The medical evidence on file showed that the Veteran had moderately severe incomplete paralysis of the sciatic nerves in both his lower extremities.  Throughout the appeal period, the Veteran had credibly reported his worsening symptoms of intermittent pain, weakness, numbness, and fatigue during medical examinations and in lay statements.

During a neurological examination conducted in February 2012, the Veteran described moderate pain and numbness in his lower extremities.  The exam also showed that his motor strength had decreased to 4/5 during flexion and sensation to touch was decreased.  Despite this evidence, the examiner had indicated normal nerve function in his notes and gave no explanation for this discrepancy.

In a 2018 examination, the doctor suggested that a motorized scooter or wheelchair was medically necessary due to the Veteran’s worsening condition.

Based on this evidence, the Board determined that this warranted a 40 percent disability rating for each of his lower extremities, effective from January 30, 2009.

Board Grants TDIU Based on Peripheral Neuropathy

In a previous Board hearing, the Veteran had testified that his service-connected peripheral neuropathy prevented him from securing and following substantially gainful employment.  His former job at a steel manufacturing company required him to be on his feet all day while handling heavy loads, and he was unable to meet those expectations due to his condition.  Thus, he had not worked in a full-time capacity since November 2008.

According to CCK, medical evidence showed that the Veteran experienced functional limitation, such as the inability to sit for more than 30 consecutive minutes, stand for more than 10 minutes, walk distances of more than 35 feet, and carry loads weighing more than 20 pounds.  Additional vocational statements submitted in 2017 and 2020 noted that given the Veteran’s symptoms, it was unlikely he would be able to secure and maintain substantially gainful employment.

Based on this evidence, the Board granted TDIU effective from September 25, 2013.  In May 2021, VA changed the effective date to January 30, 2009, increasing the retroactive benefits awarded to the Veteran.  Additionally, VA granted Special Monthly Compensation with Aid and Attendance.


About the Author

Bio photo of April Donahower

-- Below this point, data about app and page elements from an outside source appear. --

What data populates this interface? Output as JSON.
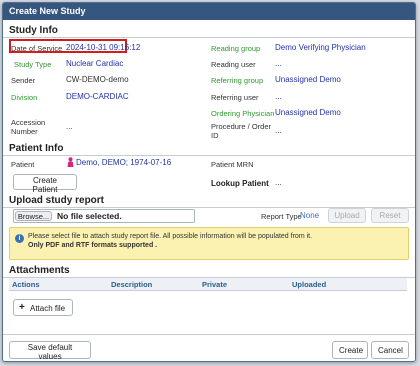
{
  "dialog": {
    "title": "Create New Study"
  },
  "study_info": {
    "header": "Study Info",
    "date_label": "Date of Service",
    "date_value": "2024-10-31 09:16:12",
    "type_label": "Study Type",
    "type_value": "Nuclear Cardiac",
    "sender_label": "Sender",
    "sender_value": "CW-DEMO-demo",
    "division_label": "Division",
    "division_value": "DEMO-CARDIAC",
    "accession_label_1": "Accession",
    "accession_label_2": "Number",
    "accession_value": "...",
    "reading_group_label": "Reading group",
    "reading_group_value": "Demo Verifying Physician",
    "reading_user_label": "Reading user",
    "reading_user_value": "...",
    "referring_group_label": "Referring group",
    "referring_group_value": "Unassigned Demo",
    "referring_user_label": "Referring user",
    "referring_user_value": "...",
    "ordering_physician_label": "Ordering Physician",
    "ordering_physician_value": "Unassigned Demo",
    "procedure_label_1": "Procedure / Order",
    "procedure_label_2": "ID",
    "procedure_value": "..."
  },
  "patient_info": {
    "header": "Patient Info",
    "patient_label": "Patient",
    "patient_value": "Demo, DEMO; 1974-07-16",
    "mrn_label": "Patient MRN",
    "create_button": "Create Patient",
    "lookup_label": "Lookup Patient",
    "lookup_value": "..."
  },
  "upload": {
    "header": "Upload study report",
    "browse_button": "Browse...",
    "file_status": "No file selected.",
    "report_type_label": "Report Type",
    "report_type_value": "None",
    "upload_button": "Upload",
    "reset_button": "Reset",
    "info_line1": "Please select file to attach study report file. All possible information will be populated from it.",
    "info_line2": "Only PDF and RTF formats supported ."
  },
  "attachments": {
    "header": "Attachments",
    "columns": [
      "Actions",
      "Description",
      "Private",
      "Uploaded"
    ],
    "attach_button": "Attach file"
  },
  "footer": {
    "save_defaults": "Save default values",
    "create": "Create",
    "cancel": "Cancel"
  },
  "colors": {
    "title_bar": "#35577f",
    "highlight_border": "#d01e1e",
    "link_blue": "#2233aa",
    "group_green": "#2e9a2e",
    "info_bg": "#fbf1b1"
  }
}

April joined Chisholm Chisholm & Kilpatrick in August of 2016 as an Associate Attorney. She currently serves as the Appellate Supervisor in our Veterans Law practice. April’s practice focuses on representing disabled veterans before the Court of Appeals for Veterans Claims.

See more about April